Problem statement - Please write out all the data that follows exactly, without the pictures.
**** Exercise materials ****
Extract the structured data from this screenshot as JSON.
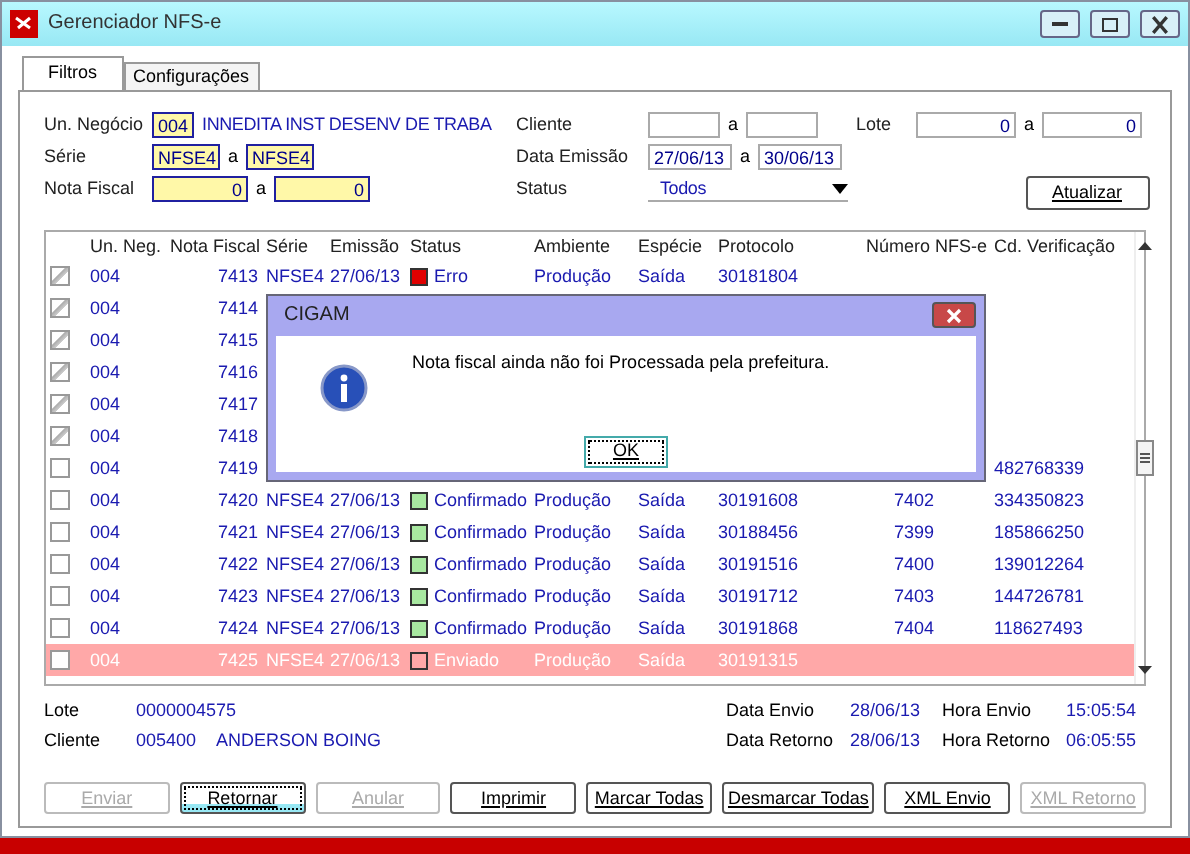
{
  "window": {
    "title": "Gerenciador NFS-e"
  },
  "tabs": [
    {
      "label": "Filtros",
      "selected": true
    },
    {
      "label": "Configurações",
      "selected": false
    }
  ],
  "filters": {
    "un_negocio": {
      "label": "Un. Negócio",
      "value": "004",
      "description": "INNEDITA INST DESENV DE TRABA",
      "required": true
    },
    "serie": {
      "label": "Série",
      "from": "NFSE4",
      "separator": "a",
      "to": "NFSE4",
      "required": true
    },
    "nota_fiscal": {
      "label": "Nota Fiscal",
      "from": "0",
      "separator": "a",
      "to": "0",
      "required": true
    },
    "cliente": {
      "label": "Cliente",
      "separator": "a",
      "required": false
    },
    "data_emissao": {
      "label": "Data Emissão",
      "from": "27/06/13",
      "separator": "a",
      "to": "30/06/13",
      "required": false
    },
    "status": {
      "label": "Status",
      "value": "Todos"
    },
    "lote": {
      "label": "Lote",
      "from": "0",
      "separator": "a",
      "to": "0",
      "required": false
    },
    "refresh_button": "Atualizar"
  },
  "table": {
    "columns": [
      "Un. Neg.",
      "Nota Fiscal",
      "Série",
      "Emissão",
      "Status",
      "Ambiente",
      "Espécie",
      "Protocolo",
      "Número NFS-e",
      "Cd. Verificação"
    ],
    "rows": [
      {
        "checked": true,
        "selected": false,
        "un_neg": "004",
        "nota_fiscal": "7413",
        "serie": "NFSE4",
        "emissao": "27/06/13",
        "status": "Erro",
        "color": "#e00000",
        "ambiente": "Produção",
        "especie": "Saída",
        "protocolo": "30181804"
      },
      {
        "checked": true,
        "selected": false,
        "un_neg": "004",
        "nota_fiscal": "7414"
      },
      {
        "checked": true,
        "selected": false,
        "un_neg": "004",
        "nota_fiscal": "7415"
      },
      {
        "checked": true,
        "selected": false,
        "un_neg": "004",
        "nota_fiscal": "7416"
      },
      {
        "checked": true,
        "selected": false,
        "un_neg": "004",
        "nota_fiscal": "7417"
      },
      {
        "checked": true,
        "selected": false,
        "un_neg": "004",
        "nota_fiscal": "7418"
      },
      {
        "checked": false,
        "selected": false,
        "un_neg": "004",
        "nota_fiscal": "7419",
        "cd_verificacao": "482768339"
      },
      {
        "checked": false,
        "selected": false,
        "un_neg": "004",
        "nota_fiscal": "7420",
        "serie": "NFSE4",
        "emissao": "27/06/13",
        "status": "Confirmado",
        "color": "#a8e8a0",
        "ambiente": "Produção",
        "especie": "Saída",
        "protocolo": "30191608",
        "numero_nfse": "7402",
        "cd_verificacao": "334350823"
      },
      {
        "checked": false,
        "selected": false,
        "un_neg": "004",
        "nota_fiscal": "7421",
        "serie": "NFSE4",
        "emissao": "27/06/13",
        "status": "Confirmado",
        "color": "#a8e8a0",
        "ambiente": "Produção",
        "especie": "Saída",
        "protocolo": "30188456",
        "numero_nfse": "7399",
        "cd_verificacao": "185866250"
      },
      {
        "checked": false,
        "selected": false,
        "un_neg": "004",
        "nota_fiscal": "7422",
        "serie": "NFSE4",
        "emissao": "27/06/13",
        "status": "Confirmado",
        "color": "#a8e8a0",
        "ambiente": "Produção",
        "especie": "Saída",
        "protocolo": "30191516",
        "numero_nfse": "7400",
        "cd_verificacao": "139012264"
      },
      {
        "checked": false,
        "selected": false,
        "un_neg": "004",
        "nota_fiscal": "7423",
        "serie": "NFSE4",
        "emissao": "27/06/13",
        "status": "Confirmado",
        "color": "#a8e8a0",
        "ambiente": "Produção",
        "especie": "Saída",
        "protocolo": "30191712",
        "numero_nfse": "7403",
        "cd_verificacao": "144726781"
      },
      {
        "checked": false,
        "selected": false,
        "un_neg": "004",
        "nota_fiscal": "7424",
        "serie": "NFSE4",
        "emissao": "27/06/13",
        "status": "Confirmado",
        "color": "#a8e8a0",
        "ambiente": "Produção",
        "especie": "Saída",
        "protocolo": "30191868",
        "numero_nfse": "7404",
        "cd_verificacao": "118627493"
      },
      {
        "checked": false,
        "selected": true,
        "un_neg": "004",
        "nota_fiscal": "7425",
        "serie": "NFSE4",
        "emissao": "27/06/13",
        "status": "Enviado",
        "color": "#ffa8a8",
        "ambiente": "Produção",
        "especie": "Saída",
        "protocolo": "30191315"
      }
    ]
  },
  "details": {
    "lote_label": "Lote",
    "lote": "0000004575",
    "cliente_label": "Cliente",
    "cliente_code": "005400",
    "cliente_name": "ANDERSON BOING",
    "data_envio_label": "Data Envio",
    "data_envio": "28/06/13",
    "hora_envio_label": "Hora Envio",
    "hora_envio": "15:05:54",
    "data_retorno_label": "Data Retorno",
    "data_retorno": "28/06/13",
    "hora_retorno_label": "Hora Retorno",
    "hora_retorno": "06:05:55"
  },
  "buttons": [
    {
      "label": "Enviar",
      "disabled": true,
      "focused": false
    },
    {
      "label": "Retornar",
      "disabled": false,
      "focused": true
    },
    {
      "label": "Anular",
      "disabled": true,
      "focused": false
    },
    {
      "label": "Imprimir",
      "disabled": false,
      "focused": false
    },
    {
      "label": "Marcar Todas",
      "disabled": false,
      "focused": false
    },
    {
      "label": "Desmarcar Todas",
      "disabled": false,
      "focused": false
    },
    {
      "label": "XML Envio",
      "disabled": false,
      "focused": false
    },
    {
      "label": "XML Retorno",
      "disabled": true,
      "focused": false
    }
  ],
  "dialog": {
    "title": "CIGAM",
    "message": "Nota fiscal ainda não foi Processada pela prefeitura.",
    "button": "OK"
  }
}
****
Task output -
Extract the structured data from this screenshot as JSON.
{
  "window": {
    "title": "Gerenciador NFS-e"
  },
  "tabs": [
    {
      "label": "Filtros",
      "selected": true
    },
    {
      "label": "Configurações",
      "selected": false
    }
  ],
  "filters": {
    "un_negocio": {
      "label": "Un. Negócio",
      "value": "004",
      "description": "INNEDITA INST DESENV DE TRABA",
      "required": true
    },
    "serie": {
      "label": "Série",
      "from": "NFSE4",
      "separator": "a",
      "to": "NFSE4",
      "required": true
    },
    "nota_fiscal": {
      "label": "Nota Fiscal",
      "from": "0",
      "separator": "a",
      "to": "0",
      "required": true
    },
    "cliente": {
      "label": "Cliente",
      "separator": "a",
      "required": false
    },
    "data_emissao": {
      "label": "Data Emissão",
      "from": "27/06/13",
      "separator": "a",
      "to": "30/06/13",
      "required": false
    },
    "status": {
      "label": "Status",
      "value": "Todos"
    },
    "lote": {
      "label": "Lote",
      "from": "0",
      "separator": "a",
      "to": "0",
      "required": false
    },
    "refresh_button": "Atualizar"
  },
  "table": {
    "columns": [
      "Un. Neg.",
      "Nota Fiscal",
      "Série",
      "Emissão",
      "Status",
      "Ambiente",
      "Espécie",
      "Protocolo",
      "Número NFS-e",
      "Cd. Verificação"
    ],
    "rows": [
      {
        "checked": true,
        "selected": false,
        "un_neg": "004",
        "nota_fiscal": "7413",
        "serie": "NFSE4",
        "emissao": "27/06/13",
        "status": "Erro",
        "color": "#e00000",
        "ambiente": "Produção",
        "especie": "Saída",
        "protocolo": "30181804"
      },
      {
        "checked": true,
        "selected": false,
        "un_neg": "004",
        "nota_fiscal": "7414"
      },
      {
        "checked": true,
        "selected": false,
        "un_neg": "004",
        "nota_fiscal": "7415"
      },
      {
        "checked": true,
        "selected": false,
        "un_neg": "004",
        "nota_fiscal": "7416"
      },
      {
        "checked": true,
        "selected": false,
        "un_neg": "004",
        "nota_fiscal": "7417"
      },
      {
        "checked": true,
        "selected": false,
        "un_neg": "004",
        "nota_fiscal": "7418"
      },
      {
        "checked": false,
        "selected": false,
        "un_neg": "004",
        "nota_fiscal": "7419",
        "cd_verificacao": "482768339"
      },
      {
        "checked": false,
        "selected": false,
        "un_neg": "004",
        "nota_fiscal": "7420",
        "serie": "NFSE4",
        "emissao": "27/06/13",
        "status": "Confirmado",
        "color": "#a8e8a0",
        "ambiente": "Produção",
        "especie": "Saída",
        "protocolo": "30191608",
        "numero_nfse": "7402",
        "cd_verificacao": "334350823"
      },
      {
        "checked": false,
        "selected": false,
        "un_neg": "004",
        "nota_fiscal": "7421",
        "serie": "NFSE4",
        "emissao": "27/06/13",
        "status": "Confirmado",
        "color": "#a8e8a0",
        "ambiente": "Produção",
        "especie": "Saída",
        "protocolo": "30188456",
        "numero_nfse": "7399",
        "cd_verificacao": "185866250"
      },
      {
        "checked": false,
        "selected": false,
        "un_neg": "004",
        "nota_fiscal": "7422",
        "serie": "NFSE4",
        "emissao": "27/06/13",
        "status": "Confirmado",
        "color": "#a8e8a0",
        "ambiente": "Produção",
        "especie": "Saída",
        "protocolo": "30191516",
        "numero_nfse": "7400",
        "cd_verificacao": "139012264"
      },
      {
        "checked": false,
        "selected": false,
        "un_neg": "004",
        "nota_fiscal": "7423",
        "serie": "NFSE4",
        "emissao": "27/06/13",
        "status": "Confirmado",
        "color": "#a8e8a0",
        "ambiente": "Produção",
        "especie": "Saída",
        "protocolo": "30191712",
        "numero_nfse": "7403",
        "cd_verificacao": "144726781"
      },
      {
        "checked": false,
        "selected": false,
        "un_neg": "004",
        "nota_fiscal": "7424",
        "serie": "NFSE4",
        "emissao": "27/06/13",
        "status": "Confirmado",
        "color": "#a8e8a0",
        "ambiente": "Produção",
        "especie": "Saída",
        "protocolo": "30191868",
        "numero_nfse": "7404",
        "cd_verificacao": "118627493"
      },
      {
        "checked": false,
        "selected": true,
        "un_neg": "004",
        "nota_fiscal": "7425",
        "serie": "NFSE4",
        "emissao": "27/06/13",
        "status": "Enviado",
        "color": "#ffa8a8",
        "ambiente": "Produção",
        "especie": "Saída",
        "protocolo": "30191315"
      }
    ]
  },
  "details": {
    "lote_label": "Lote",
    "lote": "0000004575",
    "cliente_label": "Cliente",
    "cliente_code": "005400",
    "cliente_name": "ANDERSON BOING",
    "data_envio_label": "Data Envio",
    "data_envio": "28/06/13",
    "hora_envio_label": "Hora Envio",
    "hora_envio": "15:05:54",
    "data_retorno_label": "Data Retorno",
    "data_retorno": "28/06/13",
    "hora_retorno_label": "Hora Retorno",
    "hora_retorno": "06:05:55"
  },
  "buttons": [
    {
      "label": "Enviar",
      "disabled": true,
      "focused": false
    },
    {
      "label": "Retornar",
      "disabled": false,
      "focused": true
    },
    {
      "label": "Anular",
      "disabled": true,
      "focused": false
    },
    {
      "label": "Imprimir",
      "disabled": false,
      "focused": false
    },
    {
      "label": "Marcar Todas",
      "disabled": false,
      "focused": false
    },
    {
      "label": "Desmarcar Todas",
      "disabled": false,
      "focused": false
    },
    {
      "label": "XML Envio",
      "disabled": false,
      "focused": false
    },
    {
      "label": "XML Retorno",
      "disabled": true,
      "focused": false
    }
  ],
  "dialog": {
    "title": "CIGAM",
    "message": "Nota fiscal ainda não foi Processada pela prefeitura.",
    "button": "OK"
  }
}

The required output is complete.